SMART Work Enables Agency
The third letter in the SMART work framework stands for Agency.
Work scheduling refers to the extent to which you are able to organise your own schedule, while work methods refers to the extent to which you can choose the methods in which to achieve your work goals. Decision making refers to the extent to which you are able to make judgements and decisions individually.
Whilst some jobs will inherently involve a higher degree of agency than others, there is always ways in which to improve this aspect of work design.
Qualities of High Agency Jobs
For example, jobs with a high degree of agency allow individuals to:
control the timing and scheduling of their tasks
decide upon the best methods of completing a task, including the chance to show initiative
make decisions independently and feel empowered in doing so
“We are allowed so much freedom to use our creativity here.”
Qualities of Low
In contrast, jobs with a low degree of agency can involve:
a lack of flexibility or limited chances in which to provide input towards the scheduling and timing of tasks
excessive bureaucracy and red tape limiting the availability of different work methods
retribution and criticism for mistakes and micromanagement from supervisors
“It was hard not to have any control over my job – you don’t have input, everything is set out for you.”
Call Centre Operator
What Are the Risks of Low Agency Jobs?
Work that is overly restrictive, with little room for input or independent decision making poses a number of risks for individuals and organisations:
One of the key risks for employees who experience a low degree of agency in their work relates to mental health. A recent study showed that employees who had jobs with minimal agency had a 20-25% increased risk of experiencing mental health issues .
For organisations, the risks of overly controlling work, with little room for input are extensive. Research has demonstrated that enhancing agency can lead to improved safety outcomes, employee engagement, skill development/learning, productivity and proactivity  .
'Agency' in Action
 SafeWork NSW. (2017). Review of evidence of psychosocial risks for mental ill-health in the workplace.
 Parker, S. K., (2015). Does the evidence and theory support the ‘Good Work Design Principles’: An educational resource. Safe Work Australia.
 Parker, S. K. (2014). Beyond motivation: Job and work design for development, health, ambidexterity, and more. Annual Review of Psychology, 65, 661-691.
 Parker, S. K., Wall, T. D., & Cordery, J. L. (2001). Future work design research and practice: Towards an elaborated model of work design.
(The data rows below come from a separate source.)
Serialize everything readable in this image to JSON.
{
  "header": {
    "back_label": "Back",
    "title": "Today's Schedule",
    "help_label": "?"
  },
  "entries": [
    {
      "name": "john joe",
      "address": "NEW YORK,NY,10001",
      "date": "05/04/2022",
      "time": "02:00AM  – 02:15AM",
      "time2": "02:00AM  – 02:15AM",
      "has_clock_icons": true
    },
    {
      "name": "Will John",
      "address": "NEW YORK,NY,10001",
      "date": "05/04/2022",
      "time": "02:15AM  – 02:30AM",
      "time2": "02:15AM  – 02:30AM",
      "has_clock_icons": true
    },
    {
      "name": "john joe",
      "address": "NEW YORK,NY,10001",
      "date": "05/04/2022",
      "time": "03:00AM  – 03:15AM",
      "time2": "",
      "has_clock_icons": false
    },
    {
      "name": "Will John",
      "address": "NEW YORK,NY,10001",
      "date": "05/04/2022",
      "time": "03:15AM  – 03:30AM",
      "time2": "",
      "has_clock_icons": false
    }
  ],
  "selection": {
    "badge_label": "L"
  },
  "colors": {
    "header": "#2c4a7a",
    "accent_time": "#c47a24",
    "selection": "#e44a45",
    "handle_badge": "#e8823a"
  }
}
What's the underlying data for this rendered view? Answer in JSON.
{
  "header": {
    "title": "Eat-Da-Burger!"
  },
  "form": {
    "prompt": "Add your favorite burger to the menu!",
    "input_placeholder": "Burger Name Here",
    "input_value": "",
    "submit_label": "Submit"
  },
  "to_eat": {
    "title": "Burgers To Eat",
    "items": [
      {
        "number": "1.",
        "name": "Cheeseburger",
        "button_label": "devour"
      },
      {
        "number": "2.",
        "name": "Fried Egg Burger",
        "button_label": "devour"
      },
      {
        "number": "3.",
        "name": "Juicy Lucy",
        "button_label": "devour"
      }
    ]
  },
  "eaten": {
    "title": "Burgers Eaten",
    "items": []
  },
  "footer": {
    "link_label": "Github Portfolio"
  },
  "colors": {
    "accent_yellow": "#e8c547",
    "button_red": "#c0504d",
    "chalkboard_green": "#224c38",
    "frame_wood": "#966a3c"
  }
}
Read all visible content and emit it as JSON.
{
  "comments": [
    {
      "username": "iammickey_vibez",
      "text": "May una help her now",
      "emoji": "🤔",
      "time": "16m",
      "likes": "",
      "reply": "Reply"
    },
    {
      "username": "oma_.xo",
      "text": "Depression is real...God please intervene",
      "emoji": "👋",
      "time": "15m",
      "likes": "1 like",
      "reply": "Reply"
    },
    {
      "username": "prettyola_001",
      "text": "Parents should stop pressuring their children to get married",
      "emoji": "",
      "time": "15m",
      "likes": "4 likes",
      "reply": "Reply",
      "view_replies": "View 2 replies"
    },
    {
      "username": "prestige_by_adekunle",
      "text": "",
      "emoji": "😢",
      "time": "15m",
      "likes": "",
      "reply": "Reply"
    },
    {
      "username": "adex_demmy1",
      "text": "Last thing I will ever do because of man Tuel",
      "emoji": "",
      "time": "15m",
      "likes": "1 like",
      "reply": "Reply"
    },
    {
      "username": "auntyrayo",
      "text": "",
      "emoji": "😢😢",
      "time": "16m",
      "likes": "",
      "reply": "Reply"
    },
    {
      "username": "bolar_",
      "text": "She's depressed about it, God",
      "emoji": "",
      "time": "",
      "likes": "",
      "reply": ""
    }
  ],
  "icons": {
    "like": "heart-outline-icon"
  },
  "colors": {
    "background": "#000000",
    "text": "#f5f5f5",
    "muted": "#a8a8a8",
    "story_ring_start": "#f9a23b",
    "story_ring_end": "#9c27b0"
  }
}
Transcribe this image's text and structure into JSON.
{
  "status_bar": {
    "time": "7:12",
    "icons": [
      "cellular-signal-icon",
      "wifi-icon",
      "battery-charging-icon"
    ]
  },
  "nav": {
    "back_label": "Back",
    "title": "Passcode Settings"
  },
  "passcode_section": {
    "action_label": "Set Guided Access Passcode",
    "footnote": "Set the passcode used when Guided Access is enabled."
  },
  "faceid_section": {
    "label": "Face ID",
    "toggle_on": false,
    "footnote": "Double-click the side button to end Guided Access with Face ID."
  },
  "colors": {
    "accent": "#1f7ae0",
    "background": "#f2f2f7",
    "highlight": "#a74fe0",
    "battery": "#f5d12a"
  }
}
Journal of occupational and organizational psychology, 74(4), 413-440.
 Xanthopoulou, D., Bakker, A. B., Demerouti, E., & Schaufeli, W. B. (2009). Reciprocal relationships between job resources, personal resources, and work engagement. Journal of Vocational behavior, 74(3), 235-244.